**Stored items from a collection**.

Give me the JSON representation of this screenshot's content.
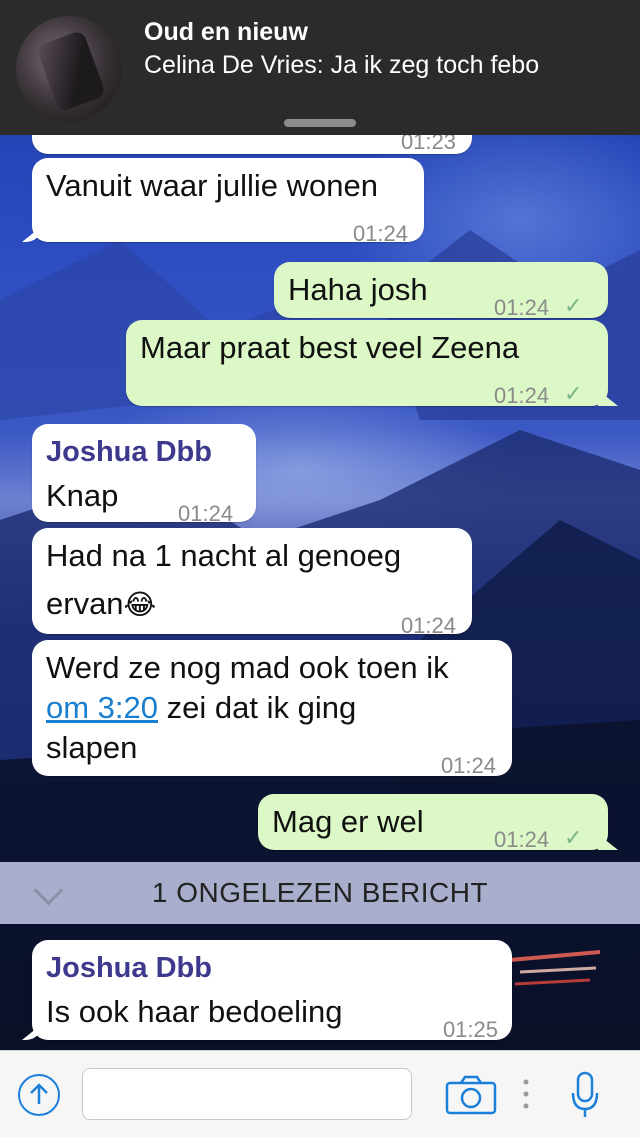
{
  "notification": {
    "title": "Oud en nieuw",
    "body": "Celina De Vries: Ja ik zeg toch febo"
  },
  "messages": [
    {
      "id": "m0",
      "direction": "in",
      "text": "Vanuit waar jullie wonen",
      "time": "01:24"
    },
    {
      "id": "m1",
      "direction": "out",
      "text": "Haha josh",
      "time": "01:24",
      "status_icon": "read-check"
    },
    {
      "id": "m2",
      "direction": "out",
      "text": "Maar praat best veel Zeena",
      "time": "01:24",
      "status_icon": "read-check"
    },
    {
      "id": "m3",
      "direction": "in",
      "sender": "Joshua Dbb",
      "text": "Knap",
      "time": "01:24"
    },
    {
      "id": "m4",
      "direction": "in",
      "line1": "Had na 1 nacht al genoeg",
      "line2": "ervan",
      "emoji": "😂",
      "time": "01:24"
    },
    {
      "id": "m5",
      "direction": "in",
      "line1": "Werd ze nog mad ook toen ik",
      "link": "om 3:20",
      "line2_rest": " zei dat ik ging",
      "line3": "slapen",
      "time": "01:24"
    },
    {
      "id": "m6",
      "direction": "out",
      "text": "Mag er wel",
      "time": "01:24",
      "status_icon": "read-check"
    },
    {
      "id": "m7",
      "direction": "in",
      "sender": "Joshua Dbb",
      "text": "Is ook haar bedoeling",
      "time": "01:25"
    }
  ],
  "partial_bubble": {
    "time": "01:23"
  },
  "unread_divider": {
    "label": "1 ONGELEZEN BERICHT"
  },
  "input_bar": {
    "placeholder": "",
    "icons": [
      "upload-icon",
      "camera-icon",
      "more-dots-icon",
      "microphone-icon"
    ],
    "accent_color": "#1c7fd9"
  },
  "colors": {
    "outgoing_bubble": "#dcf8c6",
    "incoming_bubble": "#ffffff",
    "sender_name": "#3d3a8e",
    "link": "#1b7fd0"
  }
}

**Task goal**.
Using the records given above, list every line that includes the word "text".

**Exercise output**.
      "text": "Vanuit waar jullie wonen",
      "text": "Haha josh",
      "text": "Maar praat best veel Zeena",
      "text": "Knap",
      "text": "Mag er wel",
      "text": "Is ook haar bedoeling",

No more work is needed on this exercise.